**Problem to work on:**
Copy each of the records exactly; leave nothing out.

**Information shown:**
####################
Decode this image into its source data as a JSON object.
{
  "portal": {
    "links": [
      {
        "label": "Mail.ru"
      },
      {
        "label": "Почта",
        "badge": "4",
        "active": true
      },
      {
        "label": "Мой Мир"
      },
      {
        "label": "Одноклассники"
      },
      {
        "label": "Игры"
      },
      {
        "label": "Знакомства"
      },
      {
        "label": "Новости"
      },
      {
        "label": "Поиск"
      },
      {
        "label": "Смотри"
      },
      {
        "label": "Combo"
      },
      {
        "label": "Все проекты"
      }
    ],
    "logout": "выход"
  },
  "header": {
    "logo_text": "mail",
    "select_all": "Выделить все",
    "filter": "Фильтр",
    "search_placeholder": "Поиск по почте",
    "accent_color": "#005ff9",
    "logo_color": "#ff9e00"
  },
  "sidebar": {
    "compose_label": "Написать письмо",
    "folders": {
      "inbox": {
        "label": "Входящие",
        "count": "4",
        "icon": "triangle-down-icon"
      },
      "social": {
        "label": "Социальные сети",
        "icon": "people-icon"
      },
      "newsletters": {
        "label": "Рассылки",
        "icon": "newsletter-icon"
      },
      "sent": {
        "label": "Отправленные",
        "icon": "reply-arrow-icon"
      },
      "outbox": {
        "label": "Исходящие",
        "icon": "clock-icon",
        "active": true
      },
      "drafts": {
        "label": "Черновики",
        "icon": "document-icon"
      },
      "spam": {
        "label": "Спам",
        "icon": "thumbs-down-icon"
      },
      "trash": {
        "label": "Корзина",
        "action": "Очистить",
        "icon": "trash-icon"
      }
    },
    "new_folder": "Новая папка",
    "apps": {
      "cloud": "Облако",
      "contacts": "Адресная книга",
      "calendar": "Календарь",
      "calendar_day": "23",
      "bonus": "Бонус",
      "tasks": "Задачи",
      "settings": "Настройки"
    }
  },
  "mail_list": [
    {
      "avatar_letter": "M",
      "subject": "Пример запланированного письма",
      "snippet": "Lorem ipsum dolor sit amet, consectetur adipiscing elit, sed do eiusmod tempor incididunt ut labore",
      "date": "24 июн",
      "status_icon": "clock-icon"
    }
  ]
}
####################
**Written solution:**
Decode this image into its source data as a JSON object.
{
  "portal": {
    "links": [
      {
        "label": "Mail.ru"
      },
      {
        "label": "Почта",
        "badge": "4",
        "active": true
      },
      {
        "label": "Мой Мир"
      },
      {
        "label": "Одноклассники"
      },
      {
        "label": "Игры"
      },
      {
        "label": "Знакомства"
      },
      {
        "label": "Новости"
      },
      {
        "label": "Поиск"
      },
      {
        "label": "Смотри"
      },
      {
        "label": "Combo"
      },
      {
        "label": "Все проекты"
      }
    ],
    "logout": "выход"
  },
  "header": {
    "logo_text": "mail",
    "select_all": "Выделить все",
    "filter": "Фильтр",
    "search_placeholder": "Поиск по почте",
    "accent_color": "#005ff9",
    "logo_color": "#ff9e00"
  },
  "sidebar": {
    "compose_label": "Написать письмо",
    "folders": {
      "inbox": {
        "label": "Входящие",
        "count": "4",
        "icon": "triangle-down-icon"
      },
      "social": {
        "label": "Социальные сети",
        "icon": "people-icon"
      },
      "newsletters": {
        "label": "Рассылки",
        "icon": "newsletter-icon"
      },
      "sent": {
        "label": "Отправленные",
        "icon": "reply-arrow-icon"
      },
      "outbox": {
        "label": "Исходящие",
        "icon": "clock-icon",
        "active": true
      },
      "drafts": {
        "label": "Черновики",
        "icon": "document-icon"
      },
      "spam": {
        "label": "Спам",
        "icon": "thumbs-down-icon"
      },
      "trash": {
        "label": "Корзина",
        "action": "Очистить",
        "icon": "trash-icon"
      }
    },
    "new_folder": "Новая папка",
    "apps": {
      "cloud": "Облако",
      "contacts": "Адресная книга",
      "calendar": "Календарь",
      "calendar_day": "23",
      "bonus": "Бонус",
      "tasks": "Задачи",
      "settings": "Настройки"
    }
  },
  "mail_list": [
    {
      "avatar_letter": "M",
      "subject": "Пример запланированного письма",
      "snippet": "Lorem ipsum dolor sit amet, consectetur adipiscing elit, sed do eiusmod tempor incididunt ut labore",
      "date": "24 июн",
      "status_icon": "clock-icon"
    }
  ]
}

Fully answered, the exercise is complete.